*It's interesting that I worked at Kroger for 6 and a half years and the entire time I was dedicated to CF and Java. Coming into this conference "on the other side" provided a new perspective into what was done at Kroger.

Wednesday, February 23, 2011
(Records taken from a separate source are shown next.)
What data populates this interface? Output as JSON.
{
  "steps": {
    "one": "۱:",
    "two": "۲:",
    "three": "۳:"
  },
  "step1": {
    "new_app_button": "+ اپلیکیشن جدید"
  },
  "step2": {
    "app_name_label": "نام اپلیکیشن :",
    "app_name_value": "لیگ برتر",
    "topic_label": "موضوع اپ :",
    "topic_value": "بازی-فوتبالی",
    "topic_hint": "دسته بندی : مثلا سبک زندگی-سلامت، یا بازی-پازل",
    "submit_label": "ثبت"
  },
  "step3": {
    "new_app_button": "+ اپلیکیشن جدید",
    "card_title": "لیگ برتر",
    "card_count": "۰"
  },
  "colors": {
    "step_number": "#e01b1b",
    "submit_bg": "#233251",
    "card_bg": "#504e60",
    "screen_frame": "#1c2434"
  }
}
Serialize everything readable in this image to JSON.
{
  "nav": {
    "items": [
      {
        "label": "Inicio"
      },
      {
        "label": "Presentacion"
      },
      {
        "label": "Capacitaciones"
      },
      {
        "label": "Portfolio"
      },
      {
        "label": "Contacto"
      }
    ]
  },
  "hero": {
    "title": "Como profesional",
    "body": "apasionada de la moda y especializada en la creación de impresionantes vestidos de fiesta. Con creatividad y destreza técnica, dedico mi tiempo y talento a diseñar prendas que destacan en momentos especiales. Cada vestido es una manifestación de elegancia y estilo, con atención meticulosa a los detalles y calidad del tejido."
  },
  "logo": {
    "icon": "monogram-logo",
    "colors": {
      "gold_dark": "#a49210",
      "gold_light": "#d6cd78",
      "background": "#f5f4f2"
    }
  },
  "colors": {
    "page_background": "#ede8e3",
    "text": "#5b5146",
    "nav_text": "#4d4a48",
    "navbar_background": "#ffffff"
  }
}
I'm curious to see how much traffic this blog will get as I begin to spew out my thoughts on the world that is .NET development. So who am I? First off my name is not Hank, it is Adam. I've come to join the .NET community through moving to a new company, Heritage Propane. Hopefully you'll get the reference to Hank (hint: King of the Hill). I've spent the good part of the last 10 years doing web based application development and related tasks in all sorts of flavors. I started out primarily in ColdFusion (dabbled in PHP and ASP back then but ColdFusion flat out rocked compared to the others) and was very active in the community. I presented at some of the largest conferences in the community ranging from talks on team dynamics to using ColdFusion's most widely used framework, Fusebox (of which I was the lead developer for a short while). I am still an active contributor (though not contributed much recently) on the leading unit testing framework for ColdFusion, MXUnit. I am also a charter member of the guidance group for the first fully function Open Source CFML engine, OpenBD. I've also spent the good part of the last 3 or so years working with Java as well and serving as a Software Architect (for CF and Java) in a fortune 25 company. So how did I find my way to the .NET community? I used to work with the director of IT retail applications at Heritage as well as the main development manager and quite honestly they were 2 of the best managers I had ever worked with in my career. When the opportunity was presented to learn a new set of technologies, work for a smaller company, and work with some folks I really respected I jumped. Tasked as the software architect at Heritage I'm getting to learn all about TFS, SharePoint, Silverlight, C#, ASP.Net, VB.NET and I'm sure there are other things I've left out.